•  mobile-phone  penetration is an estimated 126.6 per cent

Why Tamana?

The choice of Tamana is symbolic. Mt Tamana rises in the very centre of the land mass of Trinidad, and the UTT campus will be at the geographical centre of Trinidad and Tobago.

The area is rich with history. Wallerfield was commissioned on October 28, 1941. It was named after Major Alfred J Waller, an American air corps pilot who lost his life in an aircraft crash in 1937.

According to military historian Gaylord Kelshall, writing in U-Boat War in the Caribbean:

“Waller Field was to have its moment in world history. The massive movement of troops from the US and from Europe, ultimately to the Pacific theatre of war, was routed through Waller Field. It was at that time the largest airlift ever attempted. Just as Chaguaramas in 1943 had become one of the largest naval bases in the world, Waller Field was now the largest air base.”

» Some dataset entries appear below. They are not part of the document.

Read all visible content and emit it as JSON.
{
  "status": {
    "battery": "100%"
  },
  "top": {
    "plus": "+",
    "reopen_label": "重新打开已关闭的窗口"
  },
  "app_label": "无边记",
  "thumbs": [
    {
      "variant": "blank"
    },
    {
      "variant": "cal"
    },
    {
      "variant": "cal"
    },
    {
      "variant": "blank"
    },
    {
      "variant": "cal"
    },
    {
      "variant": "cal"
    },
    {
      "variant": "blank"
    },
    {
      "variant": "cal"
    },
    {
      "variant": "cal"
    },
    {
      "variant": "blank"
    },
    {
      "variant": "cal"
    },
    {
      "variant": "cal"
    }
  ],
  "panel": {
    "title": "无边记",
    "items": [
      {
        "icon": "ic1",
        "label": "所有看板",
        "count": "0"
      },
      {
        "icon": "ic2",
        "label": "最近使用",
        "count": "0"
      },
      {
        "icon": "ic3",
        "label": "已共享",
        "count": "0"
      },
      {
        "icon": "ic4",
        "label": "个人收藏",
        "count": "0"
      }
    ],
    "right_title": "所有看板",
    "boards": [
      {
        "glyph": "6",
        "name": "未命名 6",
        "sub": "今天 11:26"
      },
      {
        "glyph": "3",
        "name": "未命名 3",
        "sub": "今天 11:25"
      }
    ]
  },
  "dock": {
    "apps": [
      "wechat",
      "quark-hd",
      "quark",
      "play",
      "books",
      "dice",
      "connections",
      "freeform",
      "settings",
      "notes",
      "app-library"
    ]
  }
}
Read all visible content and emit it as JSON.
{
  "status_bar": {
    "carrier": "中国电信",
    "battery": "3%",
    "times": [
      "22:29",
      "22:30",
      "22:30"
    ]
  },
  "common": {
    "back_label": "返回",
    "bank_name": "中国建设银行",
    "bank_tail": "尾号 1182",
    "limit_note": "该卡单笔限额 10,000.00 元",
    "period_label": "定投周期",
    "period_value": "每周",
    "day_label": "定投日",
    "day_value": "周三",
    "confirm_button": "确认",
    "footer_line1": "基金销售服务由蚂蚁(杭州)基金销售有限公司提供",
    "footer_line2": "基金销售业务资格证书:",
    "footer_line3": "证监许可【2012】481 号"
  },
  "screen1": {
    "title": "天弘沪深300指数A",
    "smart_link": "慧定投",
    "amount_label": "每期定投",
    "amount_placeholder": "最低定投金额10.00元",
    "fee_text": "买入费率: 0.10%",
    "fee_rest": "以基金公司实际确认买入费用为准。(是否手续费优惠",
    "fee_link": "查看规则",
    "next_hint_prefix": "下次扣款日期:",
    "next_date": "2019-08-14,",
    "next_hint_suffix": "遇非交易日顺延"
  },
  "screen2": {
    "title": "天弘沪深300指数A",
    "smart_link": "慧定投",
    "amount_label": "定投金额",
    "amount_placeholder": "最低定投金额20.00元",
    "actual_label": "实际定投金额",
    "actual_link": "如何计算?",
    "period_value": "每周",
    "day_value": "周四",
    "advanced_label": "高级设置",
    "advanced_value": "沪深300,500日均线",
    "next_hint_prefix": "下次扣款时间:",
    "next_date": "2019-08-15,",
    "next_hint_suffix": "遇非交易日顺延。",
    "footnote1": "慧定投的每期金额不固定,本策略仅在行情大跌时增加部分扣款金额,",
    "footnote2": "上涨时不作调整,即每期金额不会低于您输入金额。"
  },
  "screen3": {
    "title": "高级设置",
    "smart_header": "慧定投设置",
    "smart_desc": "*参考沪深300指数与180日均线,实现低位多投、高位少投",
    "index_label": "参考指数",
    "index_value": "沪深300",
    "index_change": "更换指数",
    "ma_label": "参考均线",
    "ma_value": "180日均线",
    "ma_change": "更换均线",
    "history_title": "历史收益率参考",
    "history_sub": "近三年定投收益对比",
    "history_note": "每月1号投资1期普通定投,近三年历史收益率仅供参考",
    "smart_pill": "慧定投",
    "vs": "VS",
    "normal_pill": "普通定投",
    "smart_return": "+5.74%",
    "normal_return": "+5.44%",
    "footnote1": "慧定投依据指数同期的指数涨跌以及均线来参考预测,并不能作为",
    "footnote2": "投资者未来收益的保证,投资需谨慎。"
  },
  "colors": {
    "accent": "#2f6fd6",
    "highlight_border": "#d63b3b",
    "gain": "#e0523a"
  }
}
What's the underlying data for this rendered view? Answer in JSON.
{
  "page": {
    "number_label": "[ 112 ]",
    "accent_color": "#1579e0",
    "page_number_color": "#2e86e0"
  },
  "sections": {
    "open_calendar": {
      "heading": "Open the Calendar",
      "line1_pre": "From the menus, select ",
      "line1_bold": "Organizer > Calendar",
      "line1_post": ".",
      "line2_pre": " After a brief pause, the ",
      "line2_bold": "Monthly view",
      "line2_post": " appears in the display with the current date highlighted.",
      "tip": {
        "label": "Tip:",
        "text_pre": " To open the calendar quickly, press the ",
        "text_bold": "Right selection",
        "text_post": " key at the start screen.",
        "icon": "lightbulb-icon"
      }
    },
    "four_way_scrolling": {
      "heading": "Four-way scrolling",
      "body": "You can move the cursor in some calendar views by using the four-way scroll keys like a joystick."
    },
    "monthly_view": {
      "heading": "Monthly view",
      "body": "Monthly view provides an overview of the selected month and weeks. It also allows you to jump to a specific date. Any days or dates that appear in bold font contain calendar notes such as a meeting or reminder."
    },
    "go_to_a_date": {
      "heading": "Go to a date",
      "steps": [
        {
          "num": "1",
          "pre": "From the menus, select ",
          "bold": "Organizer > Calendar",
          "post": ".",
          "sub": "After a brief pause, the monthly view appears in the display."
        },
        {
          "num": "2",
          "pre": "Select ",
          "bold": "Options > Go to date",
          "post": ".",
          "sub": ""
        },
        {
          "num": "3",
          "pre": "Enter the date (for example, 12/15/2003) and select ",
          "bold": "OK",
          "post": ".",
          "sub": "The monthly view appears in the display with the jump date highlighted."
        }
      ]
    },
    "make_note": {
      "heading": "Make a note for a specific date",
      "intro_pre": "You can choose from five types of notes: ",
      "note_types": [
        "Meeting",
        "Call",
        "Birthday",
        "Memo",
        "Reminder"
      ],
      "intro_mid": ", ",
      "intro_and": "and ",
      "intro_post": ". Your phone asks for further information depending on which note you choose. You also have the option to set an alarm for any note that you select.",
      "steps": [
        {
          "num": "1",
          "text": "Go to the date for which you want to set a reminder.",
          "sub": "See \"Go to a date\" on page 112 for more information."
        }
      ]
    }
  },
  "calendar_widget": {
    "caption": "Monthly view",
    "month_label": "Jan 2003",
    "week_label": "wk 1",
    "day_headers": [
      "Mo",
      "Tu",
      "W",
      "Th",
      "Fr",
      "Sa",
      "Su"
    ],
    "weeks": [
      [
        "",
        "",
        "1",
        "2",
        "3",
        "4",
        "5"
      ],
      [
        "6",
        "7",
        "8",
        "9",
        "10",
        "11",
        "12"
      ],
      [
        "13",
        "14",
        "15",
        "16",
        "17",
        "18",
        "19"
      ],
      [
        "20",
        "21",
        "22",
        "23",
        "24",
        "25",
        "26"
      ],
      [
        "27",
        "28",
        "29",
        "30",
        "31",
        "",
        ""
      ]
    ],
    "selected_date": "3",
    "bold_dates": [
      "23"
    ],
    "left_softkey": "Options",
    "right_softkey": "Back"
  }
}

“The Waller Field airlift operation could not last long, but it became the model for the later Berlin airlift. By the end of 1945, although not abandoned, Waller Field was almost deserted. By 1949, the field was closed and began to fall into decay.”

That old airfield, decommissioned more than 60 years ago, is now being revived for an entirely new purpose.

About eTecK

Evolving TecKnologies and Enterprise Development Company Ltd (e TecK), a special-purpose state enterprise, is focused on developing new business in Trinidad and Tobago, particularly in thefledgling information communications and technology (ICT) andknowledge-based industries.

One aspect of its mandate is to develop light industrial parks to diversify Trinidad and Tobago’s non-energy sector. The company has also been responsible for managing the multi-million-dollar upgrade and expansion of the Hilton Trinidad.

For more information: www.tamana.com